Digital technology has penetrated all aspects of modern culture, and it has been purported revolutionize education. However, a growing concern alludes to subtle adverse effects it may have on learning outcomes. The current work studied the association between problematic Internet use (PIU) and academic achievements among pre-service teacher trainee students (N=138) from two educational colleges in Israel. A significant interaction effect for PIU and gender was observed on students’ grades, while holding four demographic variables as covariate. These results indicate an underlying behavioral phenomenon with unique relevance in an educational context.
Mahajnah, M., R. Sharkia, N. Shorbaji, R. Terkel-Dawer, and N. Zelnik. “P173 – 2561: The Clinical Profile of ADHD in Israel – Impact of Ethnic and Social Diversities.” European Journal of Paediatric Neurology 19, sup. 1 (2015): S142 ff.
The diagnosis of ADHD relies mostly on clinical observation and employment of standard questionnaires and checklist batteries which are highly susceptible to human factors. In this study we searched for differences in the clinical profile of children with ADHD in both the Arab and Jewish sectors in Israel which might be influenced by cultural and social background.
Data of children aged 7–17 years diagnosed with ADHD between 2010 and 2013 in two ADHD clinics in northern Israel was analyzed. The diagnosis of ADHD was based on clinical evaluation and fulfillment of the DSM IV criteria and aided by both the Teacher and Parent Conners Rating Scales. Children with autism and intellectual disabilities were excluded.

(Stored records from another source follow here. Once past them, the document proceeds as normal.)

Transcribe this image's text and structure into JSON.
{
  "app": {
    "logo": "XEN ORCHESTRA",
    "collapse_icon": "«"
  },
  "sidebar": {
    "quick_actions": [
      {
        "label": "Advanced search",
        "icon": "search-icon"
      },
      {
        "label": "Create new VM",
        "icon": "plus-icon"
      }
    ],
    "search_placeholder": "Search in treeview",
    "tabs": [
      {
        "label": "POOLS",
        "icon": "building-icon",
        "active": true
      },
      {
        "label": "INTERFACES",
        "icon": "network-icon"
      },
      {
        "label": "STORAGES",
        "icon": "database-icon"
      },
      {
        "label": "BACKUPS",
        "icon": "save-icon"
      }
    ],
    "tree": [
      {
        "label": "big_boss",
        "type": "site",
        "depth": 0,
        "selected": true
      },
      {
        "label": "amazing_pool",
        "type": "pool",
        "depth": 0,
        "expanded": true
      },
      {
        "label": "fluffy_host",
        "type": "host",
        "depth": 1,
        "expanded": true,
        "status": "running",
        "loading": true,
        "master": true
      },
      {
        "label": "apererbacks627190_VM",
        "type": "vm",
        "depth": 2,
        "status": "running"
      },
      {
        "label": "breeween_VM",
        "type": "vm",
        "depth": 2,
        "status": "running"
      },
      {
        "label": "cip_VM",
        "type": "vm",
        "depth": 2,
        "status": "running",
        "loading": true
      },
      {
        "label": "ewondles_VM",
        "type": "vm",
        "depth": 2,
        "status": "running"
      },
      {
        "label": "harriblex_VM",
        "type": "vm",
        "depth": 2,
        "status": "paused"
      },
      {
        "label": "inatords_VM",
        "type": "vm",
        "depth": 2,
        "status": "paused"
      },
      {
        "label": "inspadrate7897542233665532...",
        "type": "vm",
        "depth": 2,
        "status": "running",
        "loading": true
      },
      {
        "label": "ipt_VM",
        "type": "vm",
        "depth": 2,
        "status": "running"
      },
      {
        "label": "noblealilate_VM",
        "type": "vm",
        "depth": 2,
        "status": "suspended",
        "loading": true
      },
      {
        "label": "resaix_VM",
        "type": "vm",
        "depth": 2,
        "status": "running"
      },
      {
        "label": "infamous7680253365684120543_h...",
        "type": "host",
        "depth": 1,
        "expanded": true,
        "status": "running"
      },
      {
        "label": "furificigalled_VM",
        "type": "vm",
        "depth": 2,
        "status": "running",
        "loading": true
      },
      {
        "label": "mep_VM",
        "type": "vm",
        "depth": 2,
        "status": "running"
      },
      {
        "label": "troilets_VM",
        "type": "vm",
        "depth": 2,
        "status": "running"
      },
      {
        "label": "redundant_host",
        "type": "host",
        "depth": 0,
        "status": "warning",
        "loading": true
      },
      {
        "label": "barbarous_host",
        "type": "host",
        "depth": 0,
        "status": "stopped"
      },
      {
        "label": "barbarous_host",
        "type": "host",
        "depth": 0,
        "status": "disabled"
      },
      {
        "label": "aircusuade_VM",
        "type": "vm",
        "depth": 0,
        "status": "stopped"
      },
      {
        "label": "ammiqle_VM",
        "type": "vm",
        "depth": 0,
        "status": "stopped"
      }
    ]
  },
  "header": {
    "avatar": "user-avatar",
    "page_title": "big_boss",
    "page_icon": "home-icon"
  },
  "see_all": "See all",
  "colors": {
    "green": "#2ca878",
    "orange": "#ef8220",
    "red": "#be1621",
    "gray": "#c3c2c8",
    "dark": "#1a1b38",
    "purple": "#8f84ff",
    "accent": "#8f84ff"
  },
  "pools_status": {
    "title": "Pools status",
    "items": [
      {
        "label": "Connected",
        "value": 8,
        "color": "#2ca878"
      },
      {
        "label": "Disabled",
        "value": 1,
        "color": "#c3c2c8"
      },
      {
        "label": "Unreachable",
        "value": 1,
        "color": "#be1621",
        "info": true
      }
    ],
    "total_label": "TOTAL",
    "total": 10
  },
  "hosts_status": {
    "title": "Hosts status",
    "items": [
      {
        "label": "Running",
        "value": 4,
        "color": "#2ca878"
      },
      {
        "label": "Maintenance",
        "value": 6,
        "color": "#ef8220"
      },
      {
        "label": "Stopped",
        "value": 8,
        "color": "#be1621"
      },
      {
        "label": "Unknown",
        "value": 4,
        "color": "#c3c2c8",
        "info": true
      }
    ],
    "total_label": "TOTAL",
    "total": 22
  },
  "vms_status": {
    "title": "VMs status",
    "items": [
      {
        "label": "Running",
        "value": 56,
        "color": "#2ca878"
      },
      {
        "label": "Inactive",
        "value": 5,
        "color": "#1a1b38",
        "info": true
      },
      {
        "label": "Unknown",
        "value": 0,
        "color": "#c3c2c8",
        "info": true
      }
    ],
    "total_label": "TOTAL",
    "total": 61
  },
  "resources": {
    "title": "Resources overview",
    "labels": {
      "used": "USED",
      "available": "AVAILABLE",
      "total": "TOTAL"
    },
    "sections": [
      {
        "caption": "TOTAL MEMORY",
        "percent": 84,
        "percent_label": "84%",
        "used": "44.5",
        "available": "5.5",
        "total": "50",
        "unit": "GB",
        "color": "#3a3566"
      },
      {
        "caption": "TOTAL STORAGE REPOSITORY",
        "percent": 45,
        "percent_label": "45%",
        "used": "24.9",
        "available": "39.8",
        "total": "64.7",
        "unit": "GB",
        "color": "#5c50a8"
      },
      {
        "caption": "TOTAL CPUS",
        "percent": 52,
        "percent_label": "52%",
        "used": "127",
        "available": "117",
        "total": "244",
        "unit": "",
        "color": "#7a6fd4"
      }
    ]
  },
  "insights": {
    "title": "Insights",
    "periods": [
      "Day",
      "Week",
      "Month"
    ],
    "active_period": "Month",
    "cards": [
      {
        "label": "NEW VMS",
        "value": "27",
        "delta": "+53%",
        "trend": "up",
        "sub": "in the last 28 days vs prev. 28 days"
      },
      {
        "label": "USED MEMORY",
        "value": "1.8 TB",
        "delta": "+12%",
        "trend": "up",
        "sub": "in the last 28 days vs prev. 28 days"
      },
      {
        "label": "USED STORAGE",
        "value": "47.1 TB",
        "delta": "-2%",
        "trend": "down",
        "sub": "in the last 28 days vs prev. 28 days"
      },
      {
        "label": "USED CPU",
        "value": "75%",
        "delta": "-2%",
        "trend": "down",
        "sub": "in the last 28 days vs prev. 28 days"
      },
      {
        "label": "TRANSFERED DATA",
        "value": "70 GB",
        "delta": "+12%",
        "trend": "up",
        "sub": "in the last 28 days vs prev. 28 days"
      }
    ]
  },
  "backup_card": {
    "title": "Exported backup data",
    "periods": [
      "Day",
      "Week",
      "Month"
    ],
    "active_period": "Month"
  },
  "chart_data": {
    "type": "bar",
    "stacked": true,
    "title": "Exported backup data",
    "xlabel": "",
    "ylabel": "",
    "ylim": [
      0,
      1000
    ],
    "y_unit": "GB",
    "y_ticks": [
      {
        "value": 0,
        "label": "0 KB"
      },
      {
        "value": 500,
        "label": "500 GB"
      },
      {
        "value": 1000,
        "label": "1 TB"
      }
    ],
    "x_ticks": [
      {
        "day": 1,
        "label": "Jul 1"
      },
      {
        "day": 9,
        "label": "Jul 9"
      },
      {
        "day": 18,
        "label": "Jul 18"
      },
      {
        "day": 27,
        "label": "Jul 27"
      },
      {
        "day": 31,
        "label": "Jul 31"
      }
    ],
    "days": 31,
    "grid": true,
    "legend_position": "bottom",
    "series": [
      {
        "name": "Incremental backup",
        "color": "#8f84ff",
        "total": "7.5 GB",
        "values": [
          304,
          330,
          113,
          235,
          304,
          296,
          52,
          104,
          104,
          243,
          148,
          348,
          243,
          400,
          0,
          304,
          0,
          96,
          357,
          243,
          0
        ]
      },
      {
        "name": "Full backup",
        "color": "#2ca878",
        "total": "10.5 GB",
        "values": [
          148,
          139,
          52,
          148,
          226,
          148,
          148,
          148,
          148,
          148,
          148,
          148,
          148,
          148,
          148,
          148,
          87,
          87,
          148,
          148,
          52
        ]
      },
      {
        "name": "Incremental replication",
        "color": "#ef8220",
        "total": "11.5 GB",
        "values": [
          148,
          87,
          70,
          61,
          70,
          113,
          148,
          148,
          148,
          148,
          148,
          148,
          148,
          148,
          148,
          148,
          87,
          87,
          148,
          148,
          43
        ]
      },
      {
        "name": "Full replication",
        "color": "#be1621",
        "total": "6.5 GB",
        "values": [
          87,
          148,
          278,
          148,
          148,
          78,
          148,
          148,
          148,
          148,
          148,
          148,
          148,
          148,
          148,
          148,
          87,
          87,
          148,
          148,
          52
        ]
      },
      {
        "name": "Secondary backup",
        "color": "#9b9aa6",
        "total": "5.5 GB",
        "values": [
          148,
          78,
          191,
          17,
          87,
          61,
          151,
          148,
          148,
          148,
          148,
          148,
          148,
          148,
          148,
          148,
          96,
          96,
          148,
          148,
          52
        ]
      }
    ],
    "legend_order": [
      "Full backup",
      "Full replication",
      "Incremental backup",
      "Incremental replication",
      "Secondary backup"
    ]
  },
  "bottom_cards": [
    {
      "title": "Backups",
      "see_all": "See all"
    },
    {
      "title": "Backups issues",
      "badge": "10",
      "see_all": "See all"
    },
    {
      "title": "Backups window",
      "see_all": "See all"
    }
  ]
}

Out of 823 patients – 516 (62.7%) were Jewish and 307 (37.3%) were Arabs. The distributions of the ADHD subtypes were similar in both populations. Learning disabilities (LD) and psychiatric comorbidities (behavioral difficulties and anxiety) were reported more frequently in the Jewish population (49% vs. 41% for LD, 15.7% vs. 12.8% for behavioral difficulties and 27.0% vs. 1.0% for anxiety p<0.05). Patients from the Jewish sector were primarily treated with long-acting methylphenidate formulations while patients from the Arab sector were treated primarily with short acting methylphenidate (p<0.05). The most commonly reported adverse effects were anorexia, headache, insomnia and rebound effect and were more frequently reported in the Jewish population (42.0% vs. 18.0% P<0.05).
This study demonstrates that while the biological nature of ADHD and its subtypes are similar in these two populations, learning disabilities, psychiatric co morbidities, employment of long-acting MPH formulations and complaints of side-effects were more prevalent in patients from the Jewish sectors. We presume that these differences are related to cultural and socioeconomic factors and the physician should take them into consideration when treating patients with ADHD.